The device known as a continuous positive airway pressure (CPAP) machine pushes air into the lungs under high pressure. It improves the oxygen level of people suffering from acute respiratory issues such as acute pulmonary edema, a condition in which fluid accumulates in the lungs, or COPD (chronic obstructive pulmonary disease).
It is used by physicians in hospital emergency departments and intensive care units as well as by advanced care paramedics to avoid having to intubate a patient, which is a more invasive procedure and more difficult to perform outside the hospital. It's the same machine many people use, although at lower pressure, to stop snoring caused by sleep apnea.
Researchers from Sunnybrook Centre for Prehospital Medicine decided to investigate whether paramedics with basic life support (BLS) training - who are not trained to perform intubations - could use the continuous positive airway pressure machine and thereby assist more critically ill patients.

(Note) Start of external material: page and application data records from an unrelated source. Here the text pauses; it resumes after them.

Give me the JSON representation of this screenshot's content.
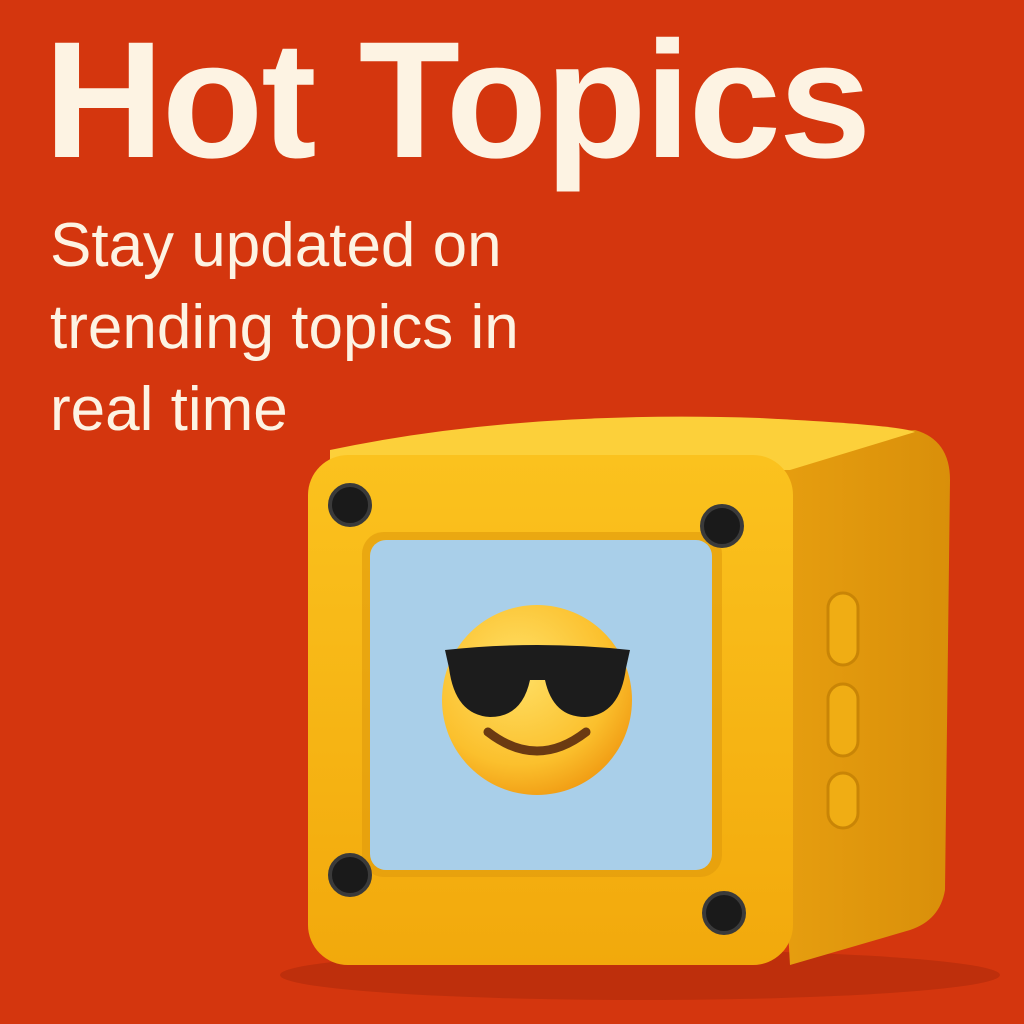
{
  "headline": "Hot Topics",
  "subtitle_lines": [
    "Stay updated on",
    "trending topics in",
    "real time"
  ],
  "colors": {
    "background": "#d4360e",
    "text": "#fdf3e3",
    "device": "#f5b511",
    "screen": "#a9cfe9"
  },
  "device": {
    "screen_icon": "smiling-face-with-sunglasses-emoji",
    "side_buttons": 3
  }
}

After studying more than 300 uses of the device by paramedics in Peel and Halton regions near Toronto, they found no statistically significant difference in the way they were used by advanced care paramedics and primary case paramedics, suggesting that wider use may be possible.
In both Peel and Halton, their paramedic services are about half advanced care paramedics and half primary care.

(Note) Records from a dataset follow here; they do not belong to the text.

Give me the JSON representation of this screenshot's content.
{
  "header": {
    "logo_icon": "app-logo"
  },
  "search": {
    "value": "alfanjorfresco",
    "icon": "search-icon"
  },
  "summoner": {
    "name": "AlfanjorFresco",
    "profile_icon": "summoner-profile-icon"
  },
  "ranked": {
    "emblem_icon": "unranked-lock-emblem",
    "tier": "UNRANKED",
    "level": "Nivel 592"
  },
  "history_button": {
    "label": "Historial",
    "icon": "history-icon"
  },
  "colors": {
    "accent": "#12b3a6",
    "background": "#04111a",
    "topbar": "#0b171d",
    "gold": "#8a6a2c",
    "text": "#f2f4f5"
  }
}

"What this study clearly shows is use of CPAP by BLS paramedics is feasible and would suggest that more widespread application of this treatment may be appropriate. Further study is warranted to ensure feasibility translates into safe use of CPAP by all paramedics," says Dr. Sheldon Cheskes, lead author of the study.
Dr. Cheskes is a collaborative investigator at the Li Ka Shing Knowledge Institute of St. Michael's Hospital and medical director for the Sunnybrook Osler Centre for Prehospital Care.